++++ Records provided ++++

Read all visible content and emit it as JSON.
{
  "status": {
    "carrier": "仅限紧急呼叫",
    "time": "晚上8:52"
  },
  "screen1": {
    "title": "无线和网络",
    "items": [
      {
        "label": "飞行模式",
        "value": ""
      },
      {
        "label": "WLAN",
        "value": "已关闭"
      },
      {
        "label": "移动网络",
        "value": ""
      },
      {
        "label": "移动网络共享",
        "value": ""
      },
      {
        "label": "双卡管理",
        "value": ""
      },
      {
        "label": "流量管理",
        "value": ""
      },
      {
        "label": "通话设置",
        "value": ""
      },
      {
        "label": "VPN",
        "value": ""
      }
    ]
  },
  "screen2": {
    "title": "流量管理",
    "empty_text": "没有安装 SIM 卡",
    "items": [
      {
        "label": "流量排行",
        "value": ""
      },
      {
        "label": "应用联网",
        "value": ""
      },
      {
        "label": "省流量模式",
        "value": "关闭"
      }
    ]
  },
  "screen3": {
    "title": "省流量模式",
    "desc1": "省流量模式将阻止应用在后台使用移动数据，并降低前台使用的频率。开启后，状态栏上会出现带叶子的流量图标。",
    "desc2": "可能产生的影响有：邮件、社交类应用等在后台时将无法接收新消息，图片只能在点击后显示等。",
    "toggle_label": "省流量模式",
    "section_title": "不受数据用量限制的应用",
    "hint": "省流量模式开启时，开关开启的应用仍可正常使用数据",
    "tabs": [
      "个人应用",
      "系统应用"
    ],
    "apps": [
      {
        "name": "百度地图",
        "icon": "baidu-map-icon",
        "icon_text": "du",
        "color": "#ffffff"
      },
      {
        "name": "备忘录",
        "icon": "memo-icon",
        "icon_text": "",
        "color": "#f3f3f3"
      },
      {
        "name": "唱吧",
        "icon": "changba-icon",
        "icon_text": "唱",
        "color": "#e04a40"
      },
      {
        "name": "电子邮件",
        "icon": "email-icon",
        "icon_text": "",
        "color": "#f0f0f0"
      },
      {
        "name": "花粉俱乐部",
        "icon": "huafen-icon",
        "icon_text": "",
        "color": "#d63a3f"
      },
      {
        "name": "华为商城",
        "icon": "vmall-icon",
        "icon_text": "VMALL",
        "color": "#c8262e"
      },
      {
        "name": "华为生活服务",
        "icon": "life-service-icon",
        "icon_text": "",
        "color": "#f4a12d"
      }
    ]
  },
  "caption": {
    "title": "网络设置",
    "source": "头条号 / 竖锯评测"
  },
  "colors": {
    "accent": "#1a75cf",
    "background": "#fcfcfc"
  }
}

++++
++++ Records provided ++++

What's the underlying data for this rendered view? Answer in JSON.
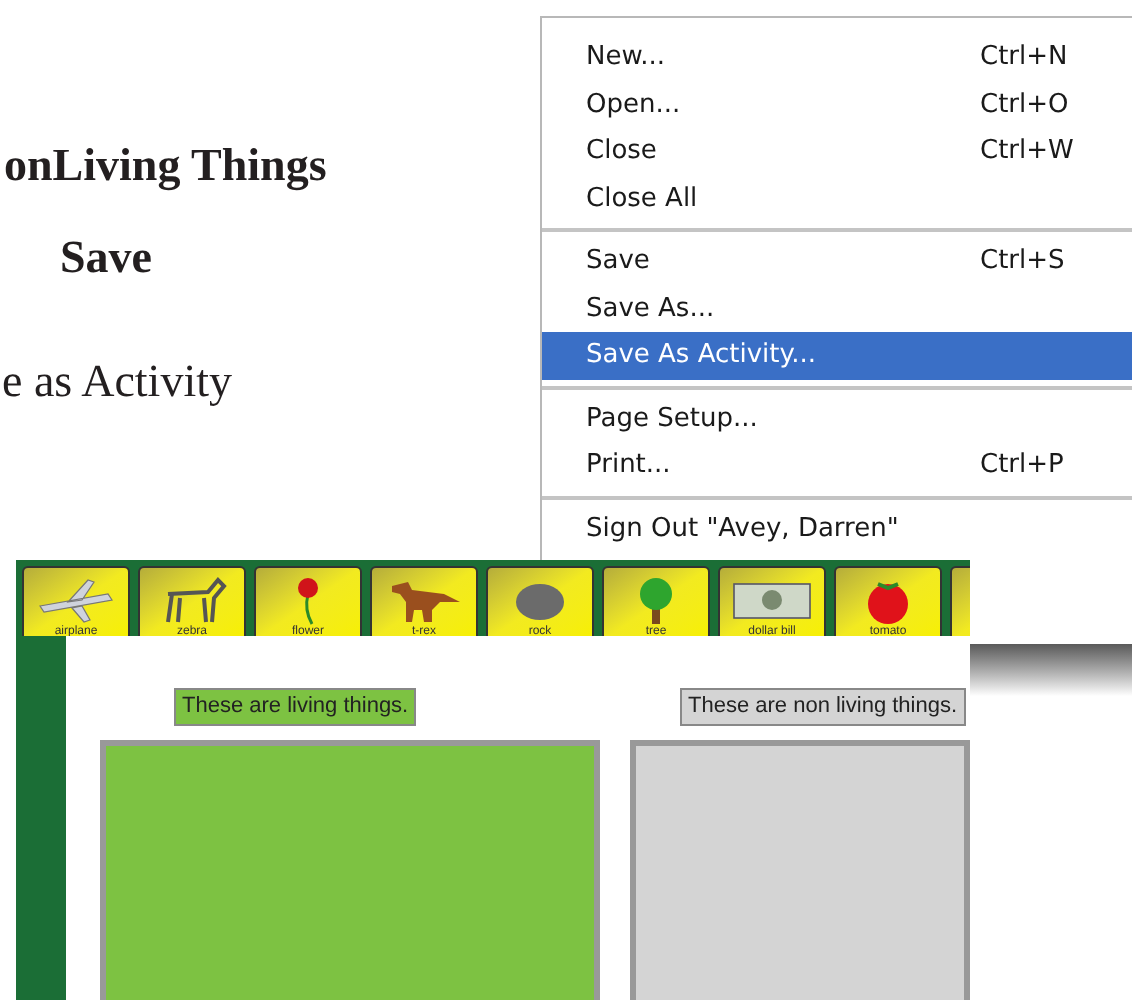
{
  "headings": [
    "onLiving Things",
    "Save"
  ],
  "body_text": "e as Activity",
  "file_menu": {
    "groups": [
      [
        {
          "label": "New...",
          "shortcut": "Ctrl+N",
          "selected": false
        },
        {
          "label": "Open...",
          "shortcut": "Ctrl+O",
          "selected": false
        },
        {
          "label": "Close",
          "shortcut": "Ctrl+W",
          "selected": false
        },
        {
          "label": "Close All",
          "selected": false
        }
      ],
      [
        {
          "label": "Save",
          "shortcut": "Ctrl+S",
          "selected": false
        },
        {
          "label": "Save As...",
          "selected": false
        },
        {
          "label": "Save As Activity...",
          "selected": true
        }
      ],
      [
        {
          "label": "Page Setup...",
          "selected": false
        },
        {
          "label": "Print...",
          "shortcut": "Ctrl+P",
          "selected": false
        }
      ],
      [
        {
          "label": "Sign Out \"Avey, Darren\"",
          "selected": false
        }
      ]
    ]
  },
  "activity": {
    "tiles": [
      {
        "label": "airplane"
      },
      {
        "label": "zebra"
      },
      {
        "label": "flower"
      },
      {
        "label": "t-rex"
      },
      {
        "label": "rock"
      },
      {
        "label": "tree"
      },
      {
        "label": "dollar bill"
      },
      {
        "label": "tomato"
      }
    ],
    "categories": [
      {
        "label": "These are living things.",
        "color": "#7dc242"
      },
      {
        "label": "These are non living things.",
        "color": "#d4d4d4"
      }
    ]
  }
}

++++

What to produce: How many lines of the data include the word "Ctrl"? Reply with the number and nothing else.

Solution to this exercise: 5